Time that biologists stopped telling the public oversimplistic fairy tales on Darwinian evolution, says P Ball (\$) nature.com/nature/journal...
So I clicked the link to the Nature paper and realized, “Oh, yeah. I’ve got to enter through the UW library website.”
But then I thought, “Wait…\$18 for a two-page Nature comment? WTF?”
So I tweeted:
DNA: Celebrate the unknowns, like this Nature comment, which costs \$18. nature.com/nature/journal...
And thinking about it some more, I got more annoyed, and tweeted:
Why do publishers charge such high per-article fees? At \$18/artcl, you'd have to be desperate or stupid to pay; at \$1-2, prob'ly lots would.
And then I thought, I’ll ask Nature directly:
@NatureMagazine Why is the per-article charge so high? It seems like you'd make more profit at \$2/article.
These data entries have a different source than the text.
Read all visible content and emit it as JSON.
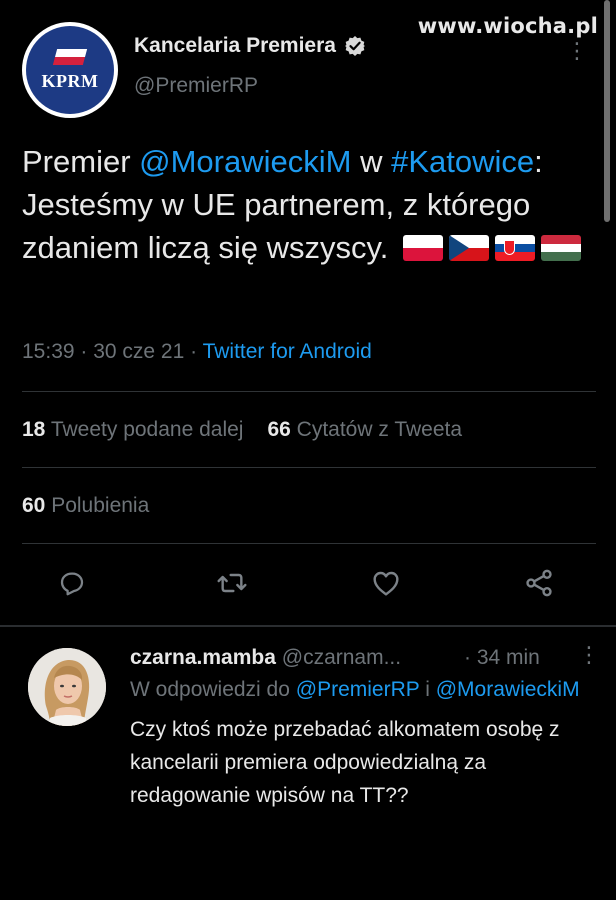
{
  "watermark": "www.wiocha.pl",
  "tweet": {
    "author_name": "Kancelaria Premiera",
    "author_handle": "@PremierRP",
    "avatar_text": "KPRM",
    "text": {
      "part1": "Premier ",
      "mention": "@MorawieckiM",
      "part2": " w ",
      "hashtag": "#Katowice",
      "part3": ": Jesteśmy w UE partnerem, z którego zdaniem liczą się wszyscy."
    },
    "flags": [
      "flag-pl-icon",
      "flag-cz-icon",
      "flag-sk-icon",
      "flag-hu-icon"
    ],
    "time": "15:39 · 30 cze 21 · ",
    "source": "Twitter for Android",
    "retweets_count": "18",
    "retweets_label": "Tweety podane dalej",
    "quotes_count": "66",
    "quotes_label": "Cytatów z Tweeta",
    "likes_count": "60",
    "likes_label": "Polubienia",
    "actions": [
      "reply-icon",
      "retweet-icon",
      "like-icon",
      "share-icon"
    ]
  },
  "reply": {
    "author_name": "czarna.mamba",
    "author_handle": "@czarnam...",
    "time": "· 34 min",
    "replying_to_prefix": "W odpowiedzi do ",
    "replying_to_1": "@PremierRP",
    "replying_to_and": " i ",
    "replying_to_2": "@MorawieckiM",
    "text": "Czy ktoś może przebadać alkomatem osobę z kancelarii premiera odpowiedzialną za redagowanie wpisów na TT??"
  },
  "colors": {
    "background": "#000000",
    "link": "#1d9bf0",
    "secondary_text": "#6e7479",
    "primary_text": "#e8e8e8",
    "divider": "#2f3336"
  }
}
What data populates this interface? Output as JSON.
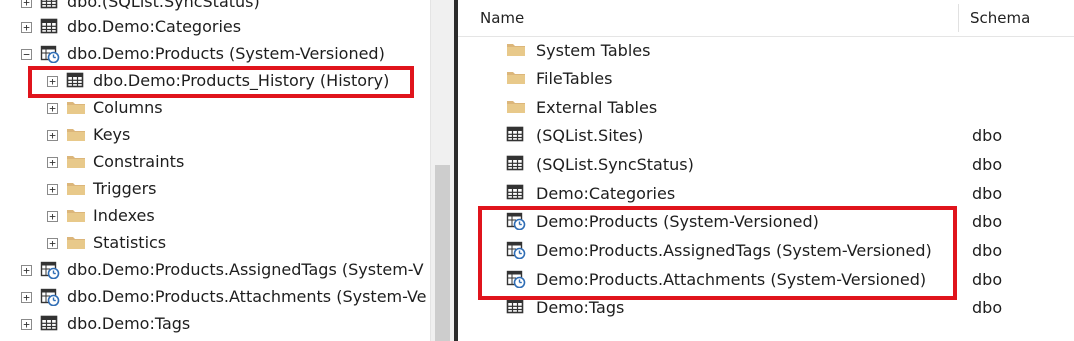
{
  "tree": {
    "items": [
      {
        "label": "dbo.(SQList.SyncStatus)",
        "expander": "+",
        "icon": "table-icon"
      },
      {
        "label": "dbo.Demo:Categories",
        "expander": "+",
        "icon": "table-icon"
      },
      {
        "label": "dbo.Demo:Products (System-Versioned)",
        "expander": "−",
        "icon": "temporal-table-icon"
      },
      {
        "label": "dbo.Demo:Products_History (History)",
        "expander": "+",
        "icon": "table-icon"
      },
      {
        "label": "Columns",
        "expander": "+",
        "icon": "folder-icon"
      },
      {
        "label": "Keys",
        "expander": "+",
        "icon": "folder-icon"
      },
      {
        "label": "Constraints",
        "expander": "+",
        "icon": "folder-icon"
      },
      {
        "label": "Triggers",
        "expander": "+",
        "icon": "folder-icon"
      },
      {
        "label": "Indexes",
        "expander": "+",
        "icon": "folder-icon"
      },
      {
        "label": "Statistics",
        "expander": "+",
        "icon": "folder-icon"
      },
      {
        "label": "dbo.Demo:Products.AssignedTags (System-V",
        "expander": "+",
        "icon": "temporal-table-icon"
      },
      {
        "label": "dbo.Demo:Products.Attachments (System-Ve",
        "expander": "+",
        "icon": "temporal-table-icon"
      },
      {
        "label": "dbo.Demo:Tags",
        "expander": "+",
        "icon": "table-icon"
      }
    ]
  },
  "list": {
    "columns": {
      "name": "Name",
      "schema": "Schema"
    },
    "rows": [
      {
        "name": "System Tables",
        "schema": "",
        "icon": "folder-icon"
      },
      {
        "name": "FileTables",
        "schema": "",
        "icon": "folder-icon"
      },
      {
        "name": "External Tables",
        "schema": "",
        "icon": "folder-icon"
      },
      {
        "name": "(SQList.Sites)",
        "schema": "dbo",
        "icon": "table-icon"
      },
      {
        "name": "(SQList.SyncStatus)",
        "schema": "dbo",
        "icon": "table-icon"
      },
      {
        "name": "Demo:Categories",
        "schema": "dbo",
        "icon": "table-icon"
      },
      {
        "name": "Demo:Products (System-Versioned)",
        "schema": "dbo",
        "icon": "temporal-table-icon"
      },
      {
        "name": "Demo:Products.AssignedTags (System-Versioned)",
        "schema": "dbo",
        "icon": "temporal-table-icon"
      },
      {
        "name": "Demo:Products.Attachments (System-Versioned)",
        "schema": "dbo",
        "icon": "temporal-table-icon"
      },
      {
        "name": "Demo:Tags",
        "schema": "dbo",
        "icon": "table-icon"
      }
    ]
  },
  "colors": {
    "highlight": "#e0141c",
    "folder": "#dcb67a",
    "splitter": "#2b2b2b"
  }
}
@kwbroman For a while now, individual papers can be rented through @readcube for \$3-5. A full tablet subscription to Nature costs \$35.
But that didn’t quite answer my question. So I asked:
.@NatureMagazine So is the \$18 charge for a 2 pg PDF just to discourage piracy?
I thought a lot about whether to put “piracy” in quotes or not, or whether to write “copyright infringement” instead.
But anyway, they responded:
@kwbroman just as with any product, the more you buy, the more you save. Media/publishing subscriptions have worked this way for decades.
That again didn’t quite answer my question.
It’s a scam
I still don’t understand the \$18 business. It’s not “The more you buy, the more you save.” It’s, “Buy the whole season for \$35, or buy 5 min from Episode 1 for \$18.”
I understand that the cover price of Wired is \$5 per issue, while I could get a year’s subscription for \$15-20. But that’s not the same as \$18 for one article vs \$200 per year.
The \$18 for a two-page PDF is like 900 numbers and paycheck advances. These are scams taking advantage of desperate or stupid people.
If they don’t want to sell the PDFs for individual articles for a reasonable price, they should just not sell them at all.